What is being asked:
Below are the entries; count the lines in them that contain the word "eyebrow" and give only the number.

*** Block opens ***

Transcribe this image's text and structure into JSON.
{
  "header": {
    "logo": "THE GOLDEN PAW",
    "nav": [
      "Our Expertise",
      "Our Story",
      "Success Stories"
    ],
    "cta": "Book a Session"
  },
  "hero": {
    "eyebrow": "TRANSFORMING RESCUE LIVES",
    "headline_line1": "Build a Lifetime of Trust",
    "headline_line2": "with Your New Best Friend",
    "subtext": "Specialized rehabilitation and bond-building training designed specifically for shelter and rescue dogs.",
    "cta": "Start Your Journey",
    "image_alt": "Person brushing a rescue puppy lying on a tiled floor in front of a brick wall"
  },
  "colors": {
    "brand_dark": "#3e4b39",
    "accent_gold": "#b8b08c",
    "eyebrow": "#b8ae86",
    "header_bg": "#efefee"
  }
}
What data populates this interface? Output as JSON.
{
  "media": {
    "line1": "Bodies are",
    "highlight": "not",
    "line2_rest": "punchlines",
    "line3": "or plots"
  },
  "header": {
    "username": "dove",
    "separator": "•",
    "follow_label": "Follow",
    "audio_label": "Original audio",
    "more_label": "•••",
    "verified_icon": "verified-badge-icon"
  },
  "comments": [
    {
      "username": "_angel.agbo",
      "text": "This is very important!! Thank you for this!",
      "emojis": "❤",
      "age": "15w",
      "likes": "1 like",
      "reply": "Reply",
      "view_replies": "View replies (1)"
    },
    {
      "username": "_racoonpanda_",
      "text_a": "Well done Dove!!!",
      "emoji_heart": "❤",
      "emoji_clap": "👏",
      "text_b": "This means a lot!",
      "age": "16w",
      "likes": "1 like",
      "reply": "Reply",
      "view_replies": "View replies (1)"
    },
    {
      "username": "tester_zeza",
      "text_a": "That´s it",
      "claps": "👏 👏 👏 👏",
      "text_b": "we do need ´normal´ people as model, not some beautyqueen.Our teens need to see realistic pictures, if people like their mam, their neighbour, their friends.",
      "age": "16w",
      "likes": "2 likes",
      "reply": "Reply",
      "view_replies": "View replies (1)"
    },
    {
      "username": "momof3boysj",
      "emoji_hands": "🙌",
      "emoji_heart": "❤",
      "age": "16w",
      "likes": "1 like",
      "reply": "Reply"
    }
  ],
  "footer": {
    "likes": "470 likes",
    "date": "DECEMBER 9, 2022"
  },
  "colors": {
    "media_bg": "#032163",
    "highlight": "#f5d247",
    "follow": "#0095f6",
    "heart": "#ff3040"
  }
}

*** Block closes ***

Written solution:
2